Project description:In the neocortex, large layer 5B pyramidal neurons implement a high-density firing code. In contrast, other subtypes of pyramidal neurons, including those in layer 2/3, are functionally characterized by their sparse firing rate. Here, we investigate the synaptic basis of this behavior by comparing the properties of the postsynaptic responses evoked by cortical inputs in layer 5B and layer 2/3 pyramidal neurons in vitro. We demonstrate that a major determinant of the larger responsiveness of layer 5B with respect to layer 2/3 pyramidal neurons is the different properties in their inhibitory postsynaptic currents (IPSCs): layer 5B pyramidal neurons have IPSCs of lower amplitude and the temporal delay between the excitatory and inhibitory synaptic components is also larger in these cells. Our data also suggest that this difference depends on the lower gain of the cortical response of layer 5 parvalbumin-positive fast-spiking (PV-FS) interneurons with respect to PV-FS cells from layer 2/3. We propose that, while superficial PV-FS interneurons are well suited to provide a powerful feed-forward inhibitory control of pyramidal neuron responses, layer 5 PV-FS interneurons are mainly engaged in a feedback inhibitory loop and only after a substantial recruitment of surrounding pyramidal cells do they respond to an external input.
Project description:The perirhinal (PER) and lateral entorhinal (LEC) cortex form an anatomical link between the neocortex and the hippocampus. However, neocortical activity is transmitted through the PER and LEC to the hippocampus with a low probability, suggesting the involvement of the inhibitory network.
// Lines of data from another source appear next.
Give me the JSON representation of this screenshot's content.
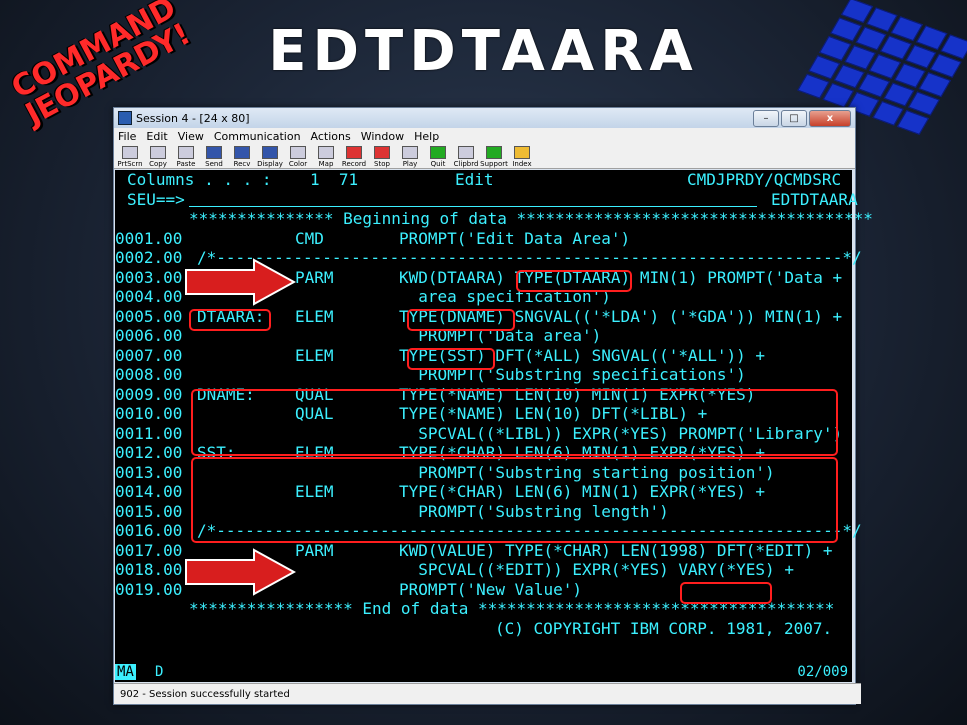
{
  "slide": {
    "title": "EDTDTAARA",
    "logo_left": "COMMAND JEOPARDY!"
  },
  "window": {
    "title": "Session 4 - [24 x 80]",
    "controls": [
      "–",
      "□",
      "x"
    ],
    "menu": [
      "File",
      "Edit",
      "View",
      "Communication",
      "Actions",
      "Window",
      "Help"
    ],
    "toolbar": [
      "PrtScrn",
      "Copy",
      "Paste",
      "Send",
      "Recv",
      "Display",
      "Color",
      "Map",
      "Record",
      "Stop",
      "Play",
      "Quit",
      "Clipbrd",
      "Support",
      "Index"
    ],
    "status": "902 - Session successfully started"
  },
  "terminal": {
    "header1_left": "Columns . . . :    1  71",
    "header1_mid": "Edit",
    "header1_right": "CMDJPRDY/QCMDSRC",
    "header2_left": "SEU==>",
    "header2_right": "EDTDTAARA",
    "begin": "*************** Beginning of data *************************************",
    "lines": [
      {
        "seq": "0001.00",
        "label": "",
        "type": "CMD",
        "text": "PROMPT('Edit Data Area')"
      },
      {
        "seq": "0002.00",
        "label": "",
        "type": "",
        "text": "/*-----------------------------------------------------------------*/",
        "full": true
      },
      {
        "seq": "0003.00",
        "label": "",
        "type": "PARM",
        "text": "KWD(DTAARA) TYPE(DTAARA) MIN(1) PROMPT('Data +"
      },
      {
        "seq": "0004.00",
        "label": "",
        "type": "",
        "text": "  area specification')"
      },
      {
        "seq": "0005.00",
        "label": "DTAARA:",
        "type": "ELEM",
        "text": "TYPE(DNAME) SNGVAL(('*LDA') ('*GDA')) MIN(1) +"
      },
      {
        "seq": "0006.00",
        "label": "",
        "type": "",
        "text": "  PROMPT('Data area')"
      },
      {
        "seq": "0007.00",
        "label": "",
        "type": "ELEM",
        "text": "TYPE(SST) DFT(*ALL) SNGVAL(('*ALL')) +"
      },
      {
        "seq": "0008.00",
        "label": "",
        "type": "",
        "text": "  PROMPT('Substring specifications')"
      },
      {
        "seq": "0009.00",
        "label": "DNAME:",
        "type": "QUAL",
        "text": "TYPE(*NAME) LEN(10) MIN(1) EXPR(*YES)"
      },
      {
        "seq": "0010.00",
        "label": "",
        "type": "QUAL",
        "text": "TYPE(*NAME) LEN(10) DFT(*LIBL) +"
      },
      {
        "seq": "0011.00",
        "label": "",
        "type": "",
        "text": "  SPCVAL((*LIBL)) EXPR(*YES) PROMPT('Library')"
      },
      {
        "seq": "0012.00",
        "label": "SST:",
        "type": "ELEM",
        "text": "TYPE(*CHAR) LEN(6) MIN(1) EXPR(*YES) +"
      },
      {
        "seq": "0013.00",
        "label": "",
        "type": "",
        "text": "  PROMPT('Substring starting position')"
      },
      {
        "seq": "0014.00",
        "label": "",
        "type": "ELEM",
        "text": "TYPE(*CHAR) LEN(6) MIN(1) EXPR(*YES) +"
      },
      {
        "seq": "0015.00",
        "label": "",
        "type": "",
        "text": "  PROMPT('Substring length')"
      },
      {
        "seq": "0016.00",
        "label": "",
        "type": "",
        "text": "/*-----------------------------------------------------------------*/",
        "full": true
      },
      {
        "seq": "0017.00",
        "label": "",
        "type": "PARM",
        "text": "KWD(VALUE) TYPE(*CHAR) LEN(1998) DFT(*EDIT) +"
      },
      {
        "seq": "0018.00",
        "label": "",
        "type": "",
        "text": "  SPCVAL((*EDIT)) EXPR(*YES) VARY(*YES) +"
      },
      {
        "seq": "0019.00",
        "label": "",
        "type": "",
        "text": "PROMPT('New Value')"
      }
    ],
    "end": "***************** End of data *************************************",
    "copyright": "(C) COPYRIGHT IBM CORP. 1981, 2007.",
    "oia_left": "MA",
    "oia_d": "D",
    "oia_right": "02/009"
  },
  "colors": {
    "terminal_text": "#3cf0ff",
    "highlight": "#ff1e1e"
  }
}
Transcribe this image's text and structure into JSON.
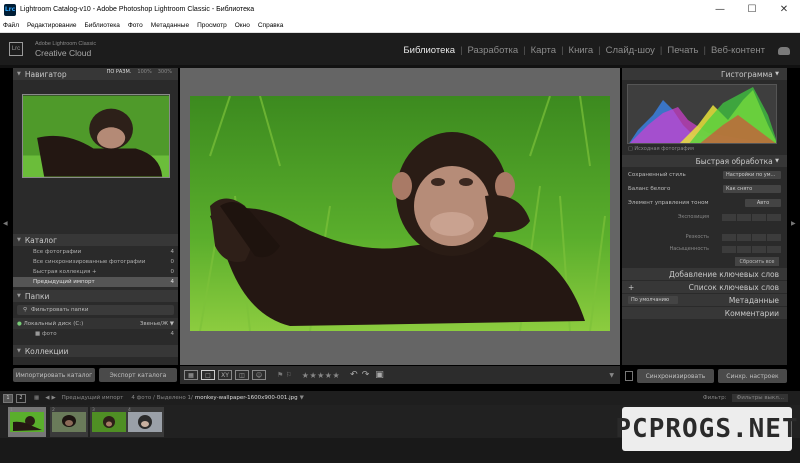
{
  "window": {
    "title": "Lightroom Catalog-v10 - Adobe Photoshop Lightroom Classic - Библиотека",
    "app_icon": "Lrc"
  },
  "menu": [
    "Файл",
    "Редактирование",
    "Библиотека",
    "Фото",
    "Метаданные",
    "Просмотр",
    "Окно",
    "Справка"
  ],
  "brand": {
    "line1": "Adobe Lightroom Classic",
    "line2": "Creative Cloud",
    "logo": "Lrc"
  },
  "modules": [
    "Библиотека",
    "Разработка",
    "Карта",
    "Книга",
    "Слайд-шоу",
    "Печать",
    "Веб-контент"
  ],
  "active_module": "Библиотека",
  "navigator": {
    "title": "Навигатор",
    "zoom_fit": "ПО РАЗМ.",
    "zoom_100": "100%",
    "zoom_300": "300%"
  },
  "catalog": {
    "title": "Каталог",
    "items": [
      {
        "label": "Все фотографии",
        "count": "4"
      },
      {
        "label": "Все синхронизированные фотографии",
        "count": "0"
      },
      {
        "label": "Быстрая коллекция +",
        "count": "0"
      },
      {
        "label": "Предыдущий импорт",
        "count": "4"
      }
    ]
  },
  "folders": {
    "title": "Папки",
    "filter": "Фильтровать папки",
    "disk": "Локальный диск (C:)",
    "disk_space": "Звенье/Ж",
    "sub": "фото",
    "sub_count": "4"
  },
  "collections": {
    "title": "Коллекции"
  },
  "left_buttons": {
    "import": "Импортировать каталог",
    "export": "Экспорт каталога"
  },
  "histogram": {
    "title": "Гистограмма",
    "label": "Исходная фотография"
  },
  "quick_develop": {
    "title": "Быстрая обработка",
    "saved_preset_label": "Сохраненный стиль",
    "saved_preset_value": "Настройки по ум...",
    "wb_label": "Баланс белого",
    "wb_value": "Как снято",
    "tone_label": "Элемент управления тоном",
    "tone_btn": "Авто",
    "exposure": "Экспозиция",
    "clarity": "Резкость",
    "vibrance": "Насыщенность",
    "reset": "Сбросить все"
  },
  "right_sections": [
    "Добавление ключевых слов",
    "Список ключевых слов",
    "Метаданные",
    "Комментарии"
  ],
  "meta_preset": "По умолчанию",
  "right_buttons": {
    "sync": "Синхронизировать",
    "sync_settings": "Синхр. настроек"
  },
  "toolbar": {
    "stars": "★★★★★"
  },
  "filmbar": {
    "page1": "1",
    "page2": "2",
    "source": "Предыдущий импорт",
    "count": "4 фото / Выделено 1/",
    "file": "monkey-wallpaper-1600x900-001.jpg",
    "filter_label": "Фильтр:",
    "filter_value": "Фильтры выкл..."
  },
  "film_numbers": [
    "1",
    "2",
    "3",
    "4"
  ],
  "watermark": "PCPROGS.NET"
}
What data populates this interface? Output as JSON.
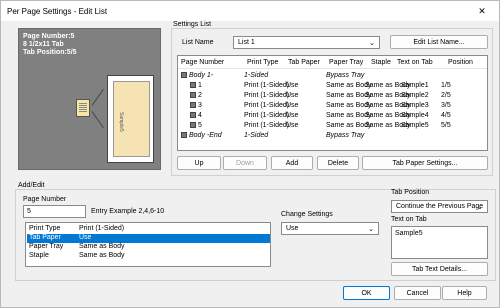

This study explored the role of interneuron mediated inhibition, activated by electrical stimulation in the agranular insular cortex (AiP), in the deep layers of the PER and LEC. Activated synaptic input by AiP stimulation rarely evoked action potentials in the PER-LEC deep layer excitatory principal neurons, most probably because the evoked synaptic response consisted of a small excitatory and large inhibitory conductance. Furthermore, parvalbumin positive (PV) interneurons-a subset of interneurons projecting onto the axo-somatic region of principal neurons-received synaptic input earlier than principal neurons, suggesting recruitment of feedforward inhibition. This synaptic input in PV interneurons evoked varying trains of action potentials, explaining the fast rising, long lasting synaptic inhibition received by deep layer principal neurons. Altogether, the excitatory input from the AiP onto deep layer principal neurons is overruled by strong feedforward inhibition. PV interneurons, with their fast, extensive stimulus-evoked firing, are able to deliver this fast evoked inhibition in principal neurons. This indicates an essential role for PV interneurons in the gating mechanism of the PER-LEC network.